A recent study on safety of driver scheduling surveyed transit workers from six transit agencies in Florida, a state that has bus operator rest period minimums identical to Pennsylvania’s. As lead researcher Thobias Sando, a professor at the University of North Florida, pointed out, an eight-hour rest period isn’t solely for sleep. It’s also for commuting, getting settled at home, checking off personal errands and household accounting, or even attending a medical appointment. Split shift drivers experienced higher levels of sleep debt. (Napping at the workplace was the most popular activity chosen for the long break between split shifts in this Florida survey. Again, something not permitted at SEPTA’s depots, workers say.) Researchers recommended a mandatory 10-hour rest period, and smaller gaps between split shifts to shorten the length of the work day overall. In their statistics, operators who drove more than 10 hours were “overrepresented” in crash data.

Horwitz wouldn’t comment on what revised shift lengths they’d like to see exactly. “We’re concerned about that, and we’re discussing it,” he says.

“The health impact of sleepiness-induced fatigue extends well beyond the obvious increase in human factors accidents,” Harvard sleep medicine researchers wrote in a 2015 paper on transportation workers. “Accumulating data now implicate inadequate or short sleep duration as a risk factor for cardiovascular disease, hypertension, diabetes and obesity.” Sleep deprivation could also have adverse affects on irritability and mental health, as well as exacerbating the effects of other sleep disorders.

“Perceived or real concern about loss of employment tends to discourage those afflicted from seeking medical care,” the authors also wrote. “This results in large numbers of persons with untreated conditions working in potentially dangerous environments.”

A PennDOT rep told Billy Penn the department is seeking to revise its current workday regulations on transit workers, but did not elaborate.

Brown says the current scheduling and orders to drive on are a means to “manipulate the schedule to get the most out of operators,” he says. “They sacrifice safety for the schedule.”

Brown, 50, is a career operator. He’s worked for SEPTA for 29 years. He gets maybe five or six hours of sleep a night. He’s used to it. He thinks the job is tougher on older drivers, who might experience a heavier toll from sleep loss, and female drivers, who might have added difficulties juggling family responsibilities. Aside from breaks and rest periods, he’s highly concerned about his pension and sick pay.

How does he manage lack of sleep?

“I don’t know,” he says. “You do like everybody else. You just be tired.”

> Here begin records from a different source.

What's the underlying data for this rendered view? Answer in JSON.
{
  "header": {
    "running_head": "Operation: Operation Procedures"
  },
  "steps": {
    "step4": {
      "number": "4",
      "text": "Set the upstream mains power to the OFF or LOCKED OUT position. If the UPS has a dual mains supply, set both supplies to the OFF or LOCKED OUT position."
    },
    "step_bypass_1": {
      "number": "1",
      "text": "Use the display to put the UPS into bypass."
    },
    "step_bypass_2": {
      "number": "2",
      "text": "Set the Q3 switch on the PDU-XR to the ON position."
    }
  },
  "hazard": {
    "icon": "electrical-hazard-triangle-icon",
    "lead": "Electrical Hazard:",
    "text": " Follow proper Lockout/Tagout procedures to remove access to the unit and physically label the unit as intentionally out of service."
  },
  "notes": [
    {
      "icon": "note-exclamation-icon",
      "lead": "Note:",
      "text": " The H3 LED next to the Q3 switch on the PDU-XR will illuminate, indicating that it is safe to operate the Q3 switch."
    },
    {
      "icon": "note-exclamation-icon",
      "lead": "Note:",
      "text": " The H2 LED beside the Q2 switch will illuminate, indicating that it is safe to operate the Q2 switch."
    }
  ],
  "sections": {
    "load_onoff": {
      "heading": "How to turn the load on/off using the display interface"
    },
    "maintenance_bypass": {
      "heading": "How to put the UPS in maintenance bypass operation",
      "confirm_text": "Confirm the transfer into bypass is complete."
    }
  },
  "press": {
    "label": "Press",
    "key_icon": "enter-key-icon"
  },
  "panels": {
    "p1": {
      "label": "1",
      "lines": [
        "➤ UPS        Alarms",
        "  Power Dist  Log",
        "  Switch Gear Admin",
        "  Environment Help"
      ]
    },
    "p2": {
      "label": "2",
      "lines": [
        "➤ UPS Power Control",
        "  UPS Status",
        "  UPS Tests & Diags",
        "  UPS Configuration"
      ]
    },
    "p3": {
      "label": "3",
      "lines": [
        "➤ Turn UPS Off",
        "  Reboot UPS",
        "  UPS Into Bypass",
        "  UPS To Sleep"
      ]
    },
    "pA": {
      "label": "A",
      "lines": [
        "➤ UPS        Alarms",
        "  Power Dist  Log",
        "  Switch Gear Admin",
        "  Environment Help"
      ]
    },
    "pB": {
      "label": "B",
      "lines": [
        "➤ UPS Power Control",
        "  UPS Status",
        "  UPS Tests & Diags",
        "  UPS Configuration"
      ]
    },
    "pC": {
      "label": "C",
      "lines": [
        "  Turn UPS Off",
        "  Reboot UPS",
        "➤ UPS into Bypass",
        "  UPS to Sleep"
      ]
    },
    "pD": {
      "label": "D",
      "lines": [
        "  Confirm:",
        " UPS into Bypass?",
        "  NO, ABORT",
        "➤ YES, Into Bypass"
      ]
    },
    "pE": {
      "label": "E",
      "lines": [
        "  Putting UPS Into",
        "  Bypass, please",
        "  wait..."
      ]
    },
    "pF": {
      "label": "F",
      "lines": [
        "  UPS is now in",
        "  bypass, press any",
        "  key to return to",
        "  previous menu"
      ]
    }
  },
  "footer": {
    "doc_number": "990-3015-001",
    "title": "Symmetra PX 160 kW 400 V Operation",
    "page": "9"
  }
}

Cassie Owens is a reporter/curator for BillyPenn.com. She was assistant editor at Next City and has contributed to Philadelphia City Paper, Metro, the Jewish Daily Forward, The Islamic...